● **What is needed**
Using the records below, count the lines containing "JSON" and give only the total.

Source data
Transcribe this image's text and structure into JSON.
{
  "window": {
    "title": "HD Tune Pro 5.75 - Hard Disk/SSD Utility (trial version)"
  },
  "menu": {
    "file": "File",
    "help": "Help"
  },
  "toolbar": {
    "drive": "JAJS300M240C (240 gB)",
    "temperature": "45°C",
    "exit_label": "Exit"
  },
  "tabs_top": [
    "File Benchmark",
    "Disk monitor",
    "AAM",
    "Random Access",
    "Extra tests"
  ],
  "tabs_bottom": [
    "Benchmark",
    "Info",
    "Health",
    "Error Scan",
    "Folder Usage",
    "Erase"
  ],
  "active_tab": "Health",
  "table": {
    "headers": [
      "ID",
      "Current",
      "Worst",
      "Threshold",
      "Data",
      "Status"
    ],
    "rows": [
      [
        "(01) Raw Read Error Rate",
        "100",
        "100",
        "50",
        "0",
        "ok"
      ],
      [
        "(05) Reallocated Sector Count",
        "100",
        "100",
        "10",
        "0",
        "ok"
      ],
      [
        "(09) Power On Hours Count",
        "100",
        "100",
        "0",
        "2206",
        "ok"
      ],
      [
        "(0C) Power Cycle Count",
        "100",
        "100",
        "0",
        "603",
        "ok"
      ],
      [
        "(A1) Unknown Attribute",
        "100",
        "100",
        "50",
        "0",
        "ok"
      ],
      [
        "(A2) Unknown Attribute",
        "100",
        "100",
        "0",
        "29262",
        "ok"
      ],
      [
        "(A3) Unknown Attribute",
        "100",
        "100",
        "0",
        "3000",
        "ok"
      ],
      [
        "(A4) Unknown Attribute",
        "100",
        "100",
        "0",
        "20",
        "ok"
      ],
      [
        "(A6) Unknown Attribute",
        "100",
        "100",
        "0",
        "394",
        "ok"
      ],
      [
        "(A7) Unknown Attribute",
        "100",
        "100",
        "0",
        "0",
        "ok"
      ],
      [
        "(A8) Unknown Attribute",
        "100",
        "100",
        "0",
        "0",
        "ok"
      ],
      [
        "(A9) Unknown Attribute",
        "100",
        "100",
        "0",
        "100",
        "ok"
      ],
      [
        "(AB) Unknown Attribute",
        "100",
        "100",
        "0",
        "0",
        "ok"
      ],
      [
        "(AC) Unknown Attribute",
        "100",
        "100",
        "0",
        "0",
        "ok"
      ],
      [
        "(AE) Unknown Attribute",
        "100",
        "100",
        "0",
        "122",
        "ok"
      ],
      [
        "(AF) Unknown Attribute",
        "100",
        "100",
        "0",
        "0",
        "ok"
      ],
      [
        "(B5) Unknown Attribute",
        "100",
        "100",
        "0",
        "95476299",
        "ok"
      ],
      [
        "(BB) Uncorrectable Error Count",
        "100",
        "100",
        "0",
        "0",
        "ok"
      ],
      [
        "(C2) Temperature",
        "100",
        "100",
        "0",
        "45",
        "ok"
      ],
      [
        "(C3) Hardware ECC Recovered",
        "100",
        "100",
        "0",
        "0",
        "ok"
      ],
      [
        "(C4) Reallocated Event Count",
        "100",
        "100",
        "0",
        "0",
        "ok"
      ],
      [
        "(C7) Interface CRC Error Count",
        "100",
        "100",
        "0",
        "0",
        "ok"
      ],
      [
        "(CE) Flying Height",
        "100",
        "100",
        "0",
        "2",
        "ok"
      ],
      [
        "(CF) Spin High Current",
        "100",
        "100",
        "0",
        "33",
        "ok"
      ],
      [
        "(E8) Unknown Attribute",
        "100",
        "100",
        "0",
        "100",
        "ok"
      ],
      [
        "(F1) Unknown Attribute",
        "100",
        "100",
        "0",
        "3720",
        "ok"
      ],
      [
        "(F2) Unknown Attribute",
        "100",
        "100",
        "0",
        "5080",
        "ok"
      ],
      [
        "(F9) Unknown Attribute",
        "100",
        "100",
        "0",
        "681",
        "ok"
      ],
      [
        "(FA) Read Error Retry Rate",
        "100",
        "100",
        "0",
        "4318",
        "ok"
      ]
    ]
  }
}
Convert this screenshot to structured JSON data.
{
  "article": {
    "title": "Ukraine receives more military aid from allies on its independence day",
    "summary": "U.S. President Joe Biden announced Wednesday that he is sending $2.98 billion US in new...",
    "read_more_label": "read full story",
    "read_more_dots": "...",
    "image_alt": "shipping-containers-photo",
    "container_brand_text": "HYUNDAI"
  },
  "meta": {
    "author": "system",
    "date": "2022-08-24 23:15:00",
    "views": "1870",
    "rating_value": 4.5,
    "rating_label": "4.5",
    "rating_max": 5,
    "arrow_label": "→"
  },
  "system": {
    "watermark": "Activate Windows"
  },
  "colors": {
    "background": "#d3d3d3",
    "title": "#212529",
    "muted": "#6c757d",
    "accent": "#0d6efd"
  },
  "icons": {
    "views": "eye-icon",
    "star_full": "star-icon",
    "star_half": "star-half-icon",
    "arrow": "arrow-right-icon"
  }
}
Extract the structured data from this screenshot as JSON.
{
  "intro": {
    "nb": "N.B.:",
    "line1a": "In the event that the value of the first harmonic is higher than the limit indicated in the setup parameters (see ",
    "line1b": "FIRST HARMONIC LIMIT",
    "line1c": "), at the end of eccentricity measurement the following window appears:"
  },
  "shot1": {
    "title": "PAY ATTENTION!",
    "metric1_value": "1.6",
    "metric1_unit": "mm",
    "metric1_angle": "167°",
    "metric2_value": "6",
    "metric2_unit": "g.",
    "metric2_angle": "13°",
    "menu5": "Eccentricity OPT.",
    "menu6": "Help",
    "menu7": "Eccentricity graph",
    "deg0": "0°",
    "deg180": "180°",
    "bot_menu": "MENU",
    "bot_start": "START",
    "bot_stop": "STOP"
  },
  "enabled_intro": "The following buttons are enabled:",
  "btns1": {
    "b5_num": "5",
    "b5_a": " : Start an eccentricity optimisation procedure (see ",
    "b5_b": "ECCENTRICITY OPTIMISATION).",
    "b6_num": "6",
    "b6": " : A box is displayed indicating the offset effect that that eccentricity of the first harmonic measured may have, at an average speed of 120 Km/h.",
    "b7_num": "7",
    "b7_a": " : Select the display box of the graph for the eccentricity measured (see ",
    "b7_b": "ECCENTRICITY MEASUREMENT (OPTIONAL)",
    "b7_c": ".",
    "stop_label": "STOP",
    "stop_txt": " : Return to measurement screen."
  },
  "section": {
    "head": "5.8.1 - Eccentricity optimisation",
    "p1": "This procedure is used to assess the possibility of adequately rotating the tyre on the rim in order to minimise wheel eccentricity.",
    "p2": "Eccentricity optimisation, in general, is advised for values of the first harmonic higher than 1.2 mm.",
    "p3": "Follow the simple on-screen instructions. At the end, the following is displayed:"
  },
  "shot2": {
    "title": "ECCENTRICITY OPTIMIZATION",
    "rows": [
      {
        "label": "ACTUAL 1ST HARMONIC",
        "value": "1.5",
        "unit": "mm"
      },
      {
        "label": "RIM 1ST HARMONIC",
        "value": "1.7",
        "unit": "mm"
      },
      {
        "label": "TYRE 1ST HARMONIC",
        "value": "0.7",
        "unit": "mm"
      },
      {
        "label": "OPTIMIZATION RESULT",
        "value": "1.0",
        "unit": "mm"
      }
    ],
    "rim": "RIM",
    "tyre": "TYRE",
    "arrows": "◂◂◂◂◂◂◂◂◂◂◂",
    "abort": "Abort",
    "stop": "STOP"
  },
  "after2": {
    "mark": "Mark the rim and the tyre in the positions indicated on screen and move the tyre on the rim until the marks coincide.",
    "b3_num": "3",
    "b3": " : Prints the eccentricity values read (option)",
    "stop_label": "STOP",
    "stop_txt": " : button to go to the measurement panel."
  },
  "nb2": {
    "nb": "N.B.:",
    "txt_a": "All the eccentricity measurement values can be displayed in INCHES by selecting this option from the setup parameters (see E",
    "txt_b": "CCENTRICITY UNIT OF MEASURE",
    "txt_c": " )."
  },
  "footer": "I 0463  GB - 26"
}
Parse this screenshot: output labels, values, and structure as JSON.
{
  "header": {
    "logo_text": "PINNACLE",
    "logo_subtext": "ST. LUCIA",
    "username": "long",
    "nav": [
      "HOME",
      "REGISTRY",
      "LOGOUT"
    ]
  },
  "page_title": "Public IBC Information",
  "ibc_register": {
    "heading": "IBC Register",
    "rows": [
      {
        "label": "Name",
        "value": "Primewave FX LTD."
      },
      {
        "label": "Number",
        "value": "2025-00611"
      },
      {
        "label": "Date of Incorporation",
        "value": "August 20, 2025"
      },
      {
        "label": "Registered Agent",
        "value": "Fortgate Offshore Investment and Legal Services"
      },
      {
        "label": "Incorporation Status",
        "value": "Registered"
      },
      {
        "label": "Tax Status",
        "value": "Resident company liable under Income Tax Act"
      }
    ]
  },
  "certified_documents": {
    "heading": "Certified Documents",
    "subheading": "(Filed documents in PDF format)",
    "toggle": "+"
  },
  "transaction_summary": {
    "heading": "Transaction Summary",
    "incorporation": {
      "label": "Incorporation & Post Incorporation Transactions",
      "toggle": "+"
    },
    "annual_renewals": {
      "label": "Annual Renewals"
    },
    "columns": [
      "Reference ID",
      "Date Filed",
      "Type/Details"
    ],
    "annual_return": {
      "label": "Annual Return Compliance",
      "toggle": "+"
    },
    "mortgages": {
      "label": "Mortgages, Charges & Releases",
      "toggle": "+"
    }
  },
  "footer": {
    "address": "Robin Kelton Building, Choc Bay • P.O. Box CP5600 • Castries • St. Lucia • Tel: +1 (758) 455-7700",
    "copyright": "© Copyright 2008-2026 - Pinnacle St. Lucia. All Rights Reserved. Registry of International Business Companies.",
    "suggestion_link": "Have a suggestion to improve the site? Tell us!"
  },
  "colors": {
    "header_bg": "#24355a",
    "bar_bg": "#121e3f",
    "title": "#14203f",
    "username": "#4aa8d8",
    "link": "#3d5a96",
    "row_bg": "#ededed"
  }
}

● **Response to this task**
4